But we cannot make that mistake. Catholic social teaching is a rich, intellectually vibrant and philosophically rigorous tradition of reflection on politics, economics and society, which includes the writing of scholars, saints, and popes who were both. It’s a treasure chest of insights we draw on as laymen to fulfill our vocation: Applying Christian ethics in new and unforeseen contexts, using the principles of Catholic social teaching drawn from the gospel of Jesus Christ as our lighthouse in the storm.
In a year that pits Donald Trump against Hillary Clinton, we know that the world needs more attention to principles, not less. Our rudderless, secularized society is prone to hysteria, from the worldwide grief over the shooting of a gorilla who menaced a child to the claim that those unsettled by the influx of angry Muslims into the West are suffering from a mental illness called “Islamophobia.” Without a solid grounding in a truthful theory of man that defends his dignity and freedom, we have no good answer to the next media-driven moral panic.
Catholic social teaching offers precisely that grounding in clear and luminous principles that can be applied in any situation — from the savannahs of the developing world to the teeming cities of Europe, the U.S., and Asia. Honed by trial and error over centuries by the finest minds in the world — from Augustine to Dante to Thomas Aquinas and Leo XIII — Catholic social teaching sees man in three dimensions, realistically notes his limits thanks to the Fall, and always keeps in mind his eternal destination is heaven. It was Catholic social teaching that rejected Social Darwinism and socialism in the 19th century — and racism, Communism and ultranationalism in the 20th. It was Pope St. John Paul II who diagnosed before anyone else the rising “Culture of Death” that has yielded tens of millions of abortions; hundreds of thousands of tiny, embryonic humans frozen in a technological limbo at fertility labs; the marriage bond attacked by lax divorce laws and new, false forms of marriage; and finally the rise of “gender ideology” that denies the reality that God made man and woman, and saw that it was good.
No other intellectual tradition has such a sterling record of seeing through the ideologies of elites to the ugly consequences for society’s weakest members. Only Catholic social teaching keeps a firm eye on man’s dignity, which keeps Catholics closely attuned to how popular trends and fashionable innovations will impact the least of our brothers.
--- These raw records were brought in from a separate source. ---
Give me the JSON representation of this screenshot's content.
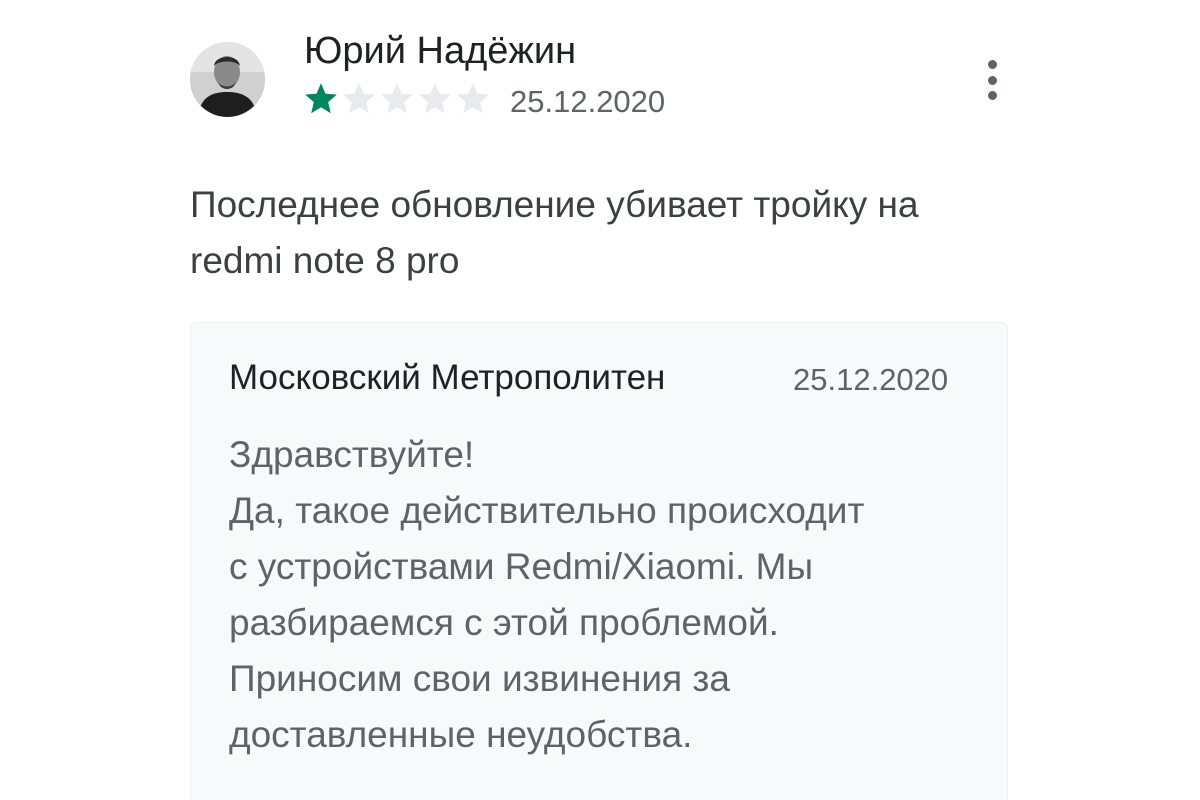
{
  "review": {
    "author": "Юрий Надёжин",
    "rating": 1,
    "max_rating": 5,
    "date": "25.12.2020",
    "text": "Последнее обновление убивает тройку на\nredmi note 8 pro",
    "menu_icon": "more-vert-icon"
  },
  "reply": {
    "author": "Московский Метрополитен",
    "date": "25.12.2020",
    "text": "Здравствуйте!\nДа, такое действительно происходит\nс устройствами Redmi/Xiaomi. Мы\nразбираемся с этой проблемой.\nПриносим свои извинения за\nдоставленные неудобства."
  },
  "colors": {
    "star_filled": "#01875f",
    "star_empty": "#e8eaed"
  }
}
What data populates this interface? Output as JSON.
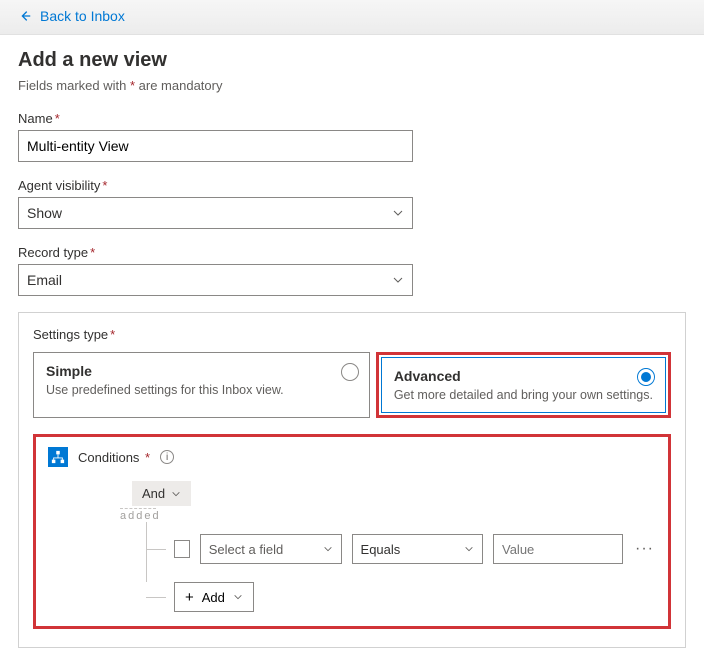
{
  "nav": {
    "back_label": "Back to Inbox"
  },
  "page": {
    "title": "Add a new view",
    "mandatory_pre": "Fields marked with ",
    "mandatory_ast": "*",
    "mandatory_post": " are mandatory"
  },
  "fields": {
    "name": {
      "label": "Name",
      "value": "Multi-entity View"
    },
    "agent_visibility": {
      "label": "Agent visibility",
      "value": "Show"
    },
    "record_type": {
      "label": "Record type",
      "value": "Email"
    }
  },
  "settings_type": {
    "label": "Settings type",
    "simple": {
      "title": "Simple",
      "desc": "Use predefined settings for this Inbox view."
    },
    "advanced": {
      "title": "Advanced",
      "desc": "Get more detailed and bring your own settings."
    },
    "selected": "advanced"
  },
  "conditions": {
    "title": "Conditions",
    "logic": "And",
    "ghost": "added",
    "row": {
      "field_placeholder": "Select a field",
      "operator": "Equals",
      "value_placeholder": "Value"
    },
    "add_label": "Add"
  }
}
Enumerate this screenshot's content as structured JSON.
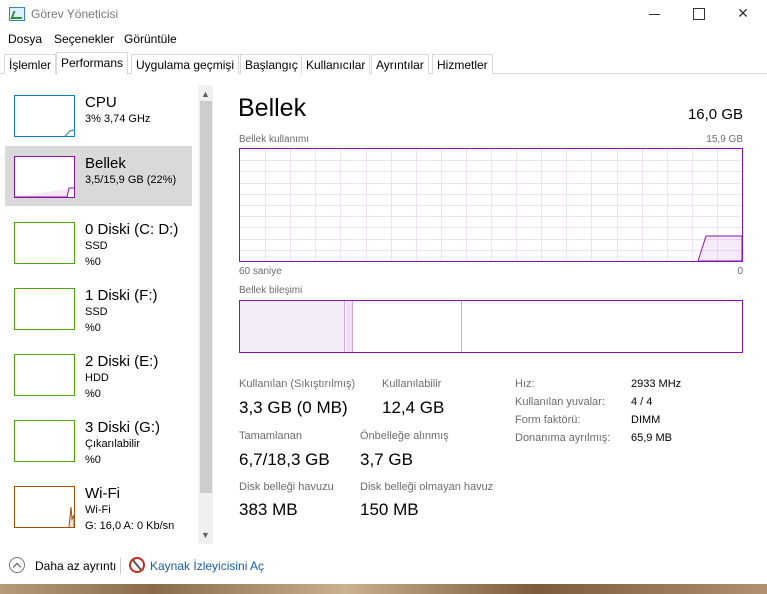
{
  "window": {
    "title": "Görev Yöneticisi"
  },
  "menu": [
    "Dosya",
    "Seçenekler",
    "Görüntüle"
  ],
  "tabs": [
    {
      "label": "İşlemler",
      "active": false
    },
    {
      "label": "Performans",
      "active": true
    },
    {
      "label": "Uygulama geçmişi",
      "active": false
    },
    {
      "label": "Başlangıç",
      "active": false
    },
    {
      "label": "Kullanıcılar",
      "active": false
    },
    {
      "label": "Ayrıntılar",
      "active": false
    },
    {
      "label": "Hizmetler",
      "active": false
    }
  ],
  "sidebar": {
    "items": [
      {
        "title": "CPU",
        "lines": [
          "3%  3,74 GHz"
        ],
        "kind": "cpu",
        "selected": false
      },
      {
        "title": "Bellek",
        "lines": [
          "3,5/15,9 GB (22%)"
        ],
        "kind": "mem",
        "selected": true
      },
      {
        "title": "0 Diski (C: D:)",
        "lines": [
          "SSD",
          "%0"
        ],
        "kind": "disk",
        "selected": false
      },
      {
        "title": "1 Diski (F:)",
        "lines": [
          "SSD",
          "%0"
        ],
        "kind": "disk",
        "selected": false
      },
      {
        "title": "2 Diski (E:)",
        "lines": [
          "HDD",
          "%0"
        ],
        "kind": "disk",
        "selected": false
      },
      {
        "title": "3 Diski (G:)",
        "lines": [
          "Çıkarılabilir",
          "%0"
        ],
        "kind": "disk",
        "selected": false
      },
      {
        "title": "Wi-Fi",
        "lines": [
          "Wi-Fi",
          "G: 16,0  A: 0 Kb/sn"
        ],
        "kind": "wifi",
        "selected": false
      }
    ]
  },
  "main": {
    "title": "Bellek",
    "total": "16,0 GB",
    "usage_label": "Bellek kullanımı",
    "usage_max": "15,9 GB",
    "time_left": "60 saniye",
    "time_right": "0",
    "composition_label": "Bellek bileşimi",
    "stats": {
      "in_use_label": "Kullanılan (Sıkıştırılmış)",
      "in_use_value": "3,3 GB (0 MB)",
      "available_label": "Kullanılabilir",
      "available_value": "12,4 GB",
      "committed_label": "Tamamlanan",
      "committed_value": "6,7/18,3 GB",
      "cached_label": "Önbelleğe alınmış",
      "cached_value": "3,7 GB",
      "paged_label": "Disk belleği havuzu",
      "paged_value": "383 MB",
      "nonpaged_label": "Disk belleği olmayan havuz",
      "nonpaged_value": "150 MB"
    },
    "details": [
      {
        "label": "Hız:",
        "value": "2933 MHz"
      },
      {
        "label": "Kullanılan yuvalar:",
        "value": "4 / 4"
      },
      {
        "label": "Form faktörü:",
        "value": "DIMM"
      },
      {
        "label": "Donanıma ayrılmış:",
        "value": "65,9 MB"
      }
    ]
  },
  "footer": {
    "fewer_details": "Daha az ayrıntı",
    "open_monitor": "Kaynak İzleyicisini Aç"
  },
  "colors": {
    "memory": "#8b12ae",
    "cpu": "#117dbb",
    "disk": "#4da60c",
    "wifi": "#a74f01"
  }
}
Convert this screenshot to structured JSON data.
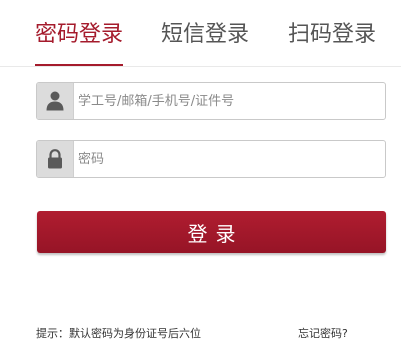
{
  "tabs": [
    {
      "label": "密码登录",
      "active": true
    },
    {
      "label": "短信登录",
      "active": false
    },
    {
      "label": "扫码登录",
      "active": false
    }
  ],
  "form": {
    "username": {
      "placeholder": "学工号/邮箱/手机号/证件号",
      "value": "",
      "icon": "user-icon"
    },
    "password": {
      "placeholder": "密码",
      "value": "",
      "icon": "lock-icon"
    },
    "submit_label": "登录"
  },
  "footer": {
    "hint": "提示：默认密码为身份证号后六位",
    "forgot_label": "忘记密码?"
  },
  "colors": {
    "accent": "#a51b2c",
    "icon_bg": "#dcdcdc",
    "icon_fg": "#5a5a5a"
  }
}
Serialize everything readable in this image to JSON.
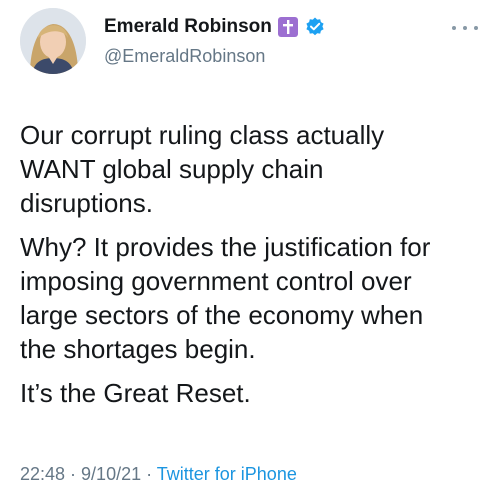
{
  "tweet": {
    "author": {
      "display_name": "Emerald Robinson",
      "handle": "@EmeraldRobinson",
      "badge_icon": "cross-icon",
      "verified_icon": "verified-badge-icon",
      "badge_color": "#9c6fd1",
      "verified_color": "#1da1f2"
    },
    "more_icon": "more-options-icon",
    "paragraphs": [
      "Our corrupt ruling class actually\nWANT global supply chain\ndisruptions.",
      "Why? It provides the justification for\nimposing government control over\nlarge sectors of the economy when\nthe shortages begin.",
      "It’s the Great Reset."
    ],
    "meta": {
      "time": "22:48",
      "separator": " · ",
      "date": "9/10/21",
      "source": "Twitter for iPhone"
    }
  }
}
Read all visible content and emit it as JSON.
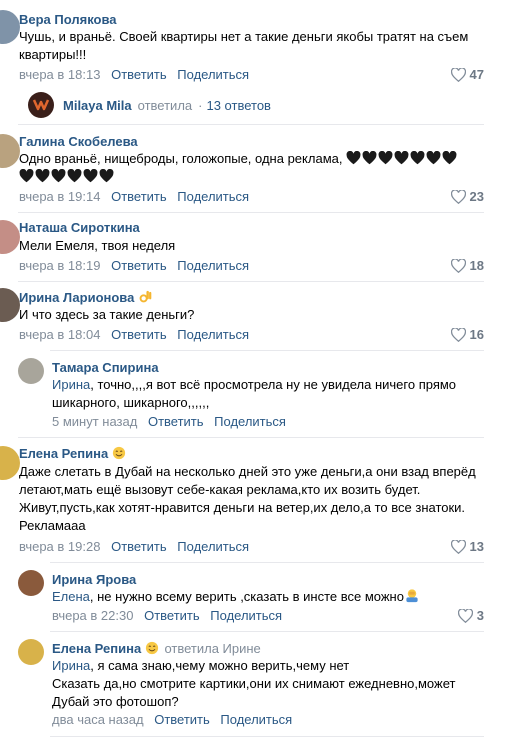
{
  "actions": {
    "reply": "Ответить",
    "share": "Поделиться"
  },
  "comments": [
    {
      "author": "Вера Полякова",
      "text1": "Чушь, и враньё. Своей квартиры нет а такие деньги якобы тратят на съем",
      "text2": "квартиры!!!",
      "time": "вчера в 18:13",
      "likes": "47"
    },
    {
      "author": "Галина Скобелева",
      "text1": "Одно враньё, нищеброды, голожопые, одна реклама,",
      "time": "вчера в 19:14",
      "likes": "23"
    },
    {
      "author": "Наташа Сироткина",
      "text1": "Мели Емеля, твоя неделя",
      "time": "вчера в 18:19",
      "likes": "18"
    },
    {
      "author": "Ирина Ларионова",
      "text1": "И что здесь за такие деньги?",
      "time": "вчера в 18:04",
      "likes": "16"
    },
    {
      "author": "Елена Репина",
      "text1": "Даже слетать в Дубай на несколько дней это уже деньги,а они взад вперёд",
      "text2": "летают,мать ещё вызовут себе-какая реклама,кто их возить будет.",
      "text3": "Живут,пусть,как хотят-нравится деньги на ветер,их дело,а то все знатоки.",
      "text4": "Рекламааа",
      "time": "вчера в 19:28",
      "likes": "13"
    }
  ],
  "summary": {
    "author": "Milaya Mila",
    "action": "ответила",
    "separator": "·",
    "count": "13 ответов"
  },
  "replies": [
    {
      "author": "Тамара Спирина",
      "addressee": "Ирина",
      "text1": ", точно,,,,я вот всё просмотрела ну не увидела ничего прямо",
      "text2": "шикарного, шикарного,,,,,,",
      "time": "5 минут назад"
    },
    {
      "author": "Ирина Ярова",
      "addressee": "Елена",
      "text1": ", не нужно всему верить ,сказать в инсте все можно",
      "time": "вчера в 22:30",
      "likes": "3"
    },
    {
      "author": "Елена Репина",
      "action": "ответила Ирине",
      "addressee": "Ирина",
      "text1": ", я сама знаю,чему можно верить,чему нет",
      "text2": "Сказать да,но смотрите картики,они их снимают ежедневно,может",
      "text3": "Дубай это фотошоп?",
      "time": "два часа назад"
    }
  ],
  "colors": {
    "link": "#2a5885",
    "meta": "#818c99",
    "divider": "#e7e8ec"
  }
}
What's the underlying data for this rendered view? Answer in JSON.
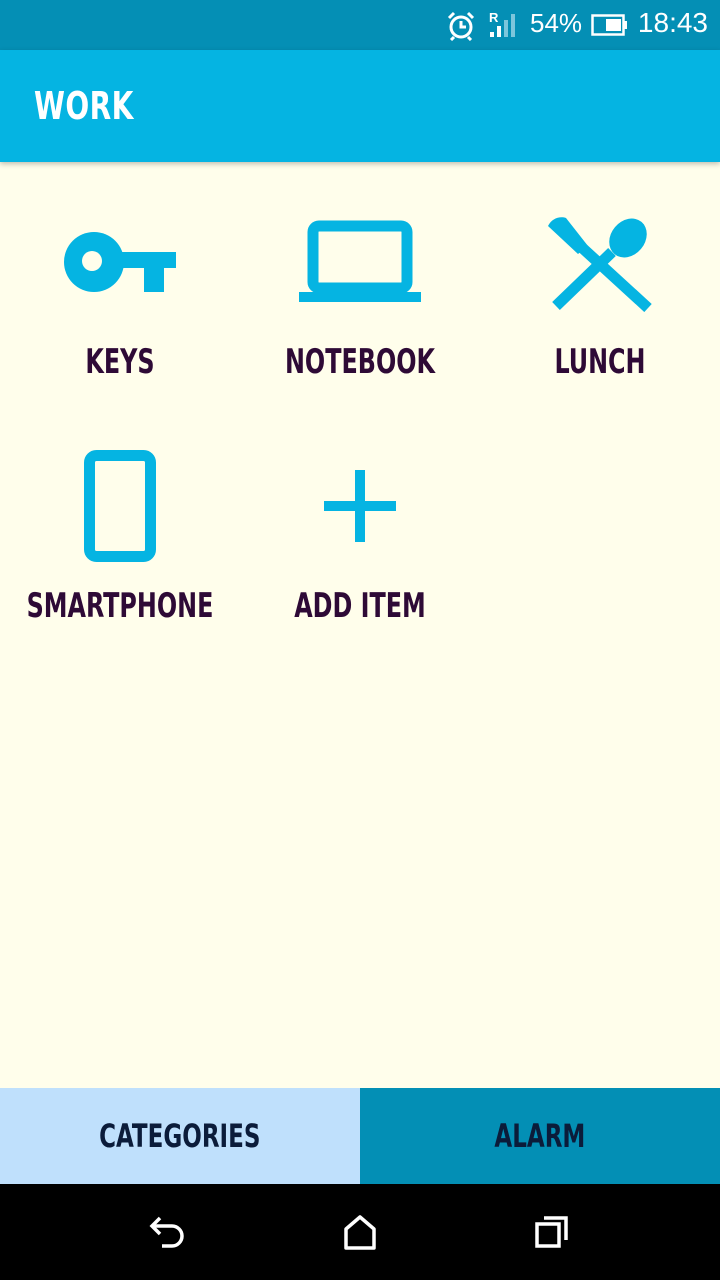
{
  "status_bar": {
    "battery_percent": "54%",
    "time": "18:43",
    "roaming_indicator": "R",
    "icons": [
      "alarm-clock-icon",
      "signal-roaming-icon",
      "battery-icon"
    ]
  },
  "app_bar": {
    "title": "WORK"
  },
  "items": [
    {
      "label": "KEYS",
      "icon": "key-icon"
    },
    {
      "label": "NOTEBOOK",
      "icon": "laptop-icon"
    },
    {
      "label": "LUNCH",
      "icon": "fork-spoon-icon"
    },
    {
      "label": "SMARTPHONE",
      "icon": "smartphone-icon"
    },
    {
      "label": "ADD ITEM",
      "icon": "plus-icon"
    }
  ],
  "bottom_tabs": [
    {
      "label": "CATEGORIES"
    },
    {
      "label": "ALARM"
    }
  ],
  "colors": {
    "accent": "#05b4e2",
    "status_bar": "#048fb5",
    "background": "#fffeeb",
    "label_text": "#2e0a36",
    "tab_categories": "#bfe0fc",
    "tab_alarm": "#038fb5"
  },
  "nav_bar": {
    "buttons": [
      "back-icon",
      "home-icon",
      "recent-apps-icon"
    ]
  }
}
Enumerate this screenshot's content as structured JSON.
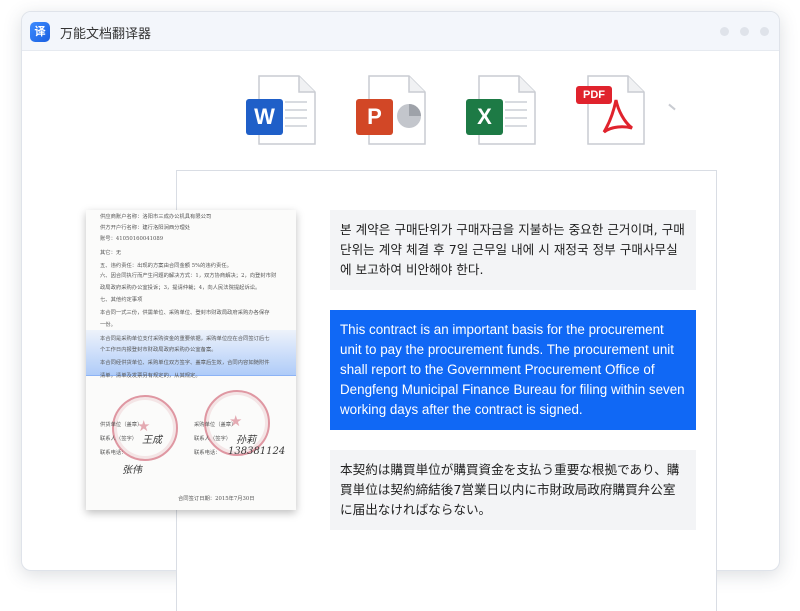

That’s why I am proud to say that my life’s calling is to spread appreciation for genuine Catholic social teaching, whose core principles I tried to lay out in The Race to Save Our Century:
1.) The dignity of every person as an image of God.
2) The existence of a transcendent moral order by which we judge each nation’s laws.
3) The need for the state to protect the free institutions of civil society, from the family to the Church, and all the “little platoons” in between.
4) The need for solidarity, for concern for every person as our moral equal.
5) The centrality of a free, humane economy that develops human potential and lifts up the poor.
It’s my prayer that such luminous truths can inform our future.
JASON SCOTT JONES is an At-Large Legatus member and co-author of The Race to Save Our Century (2014).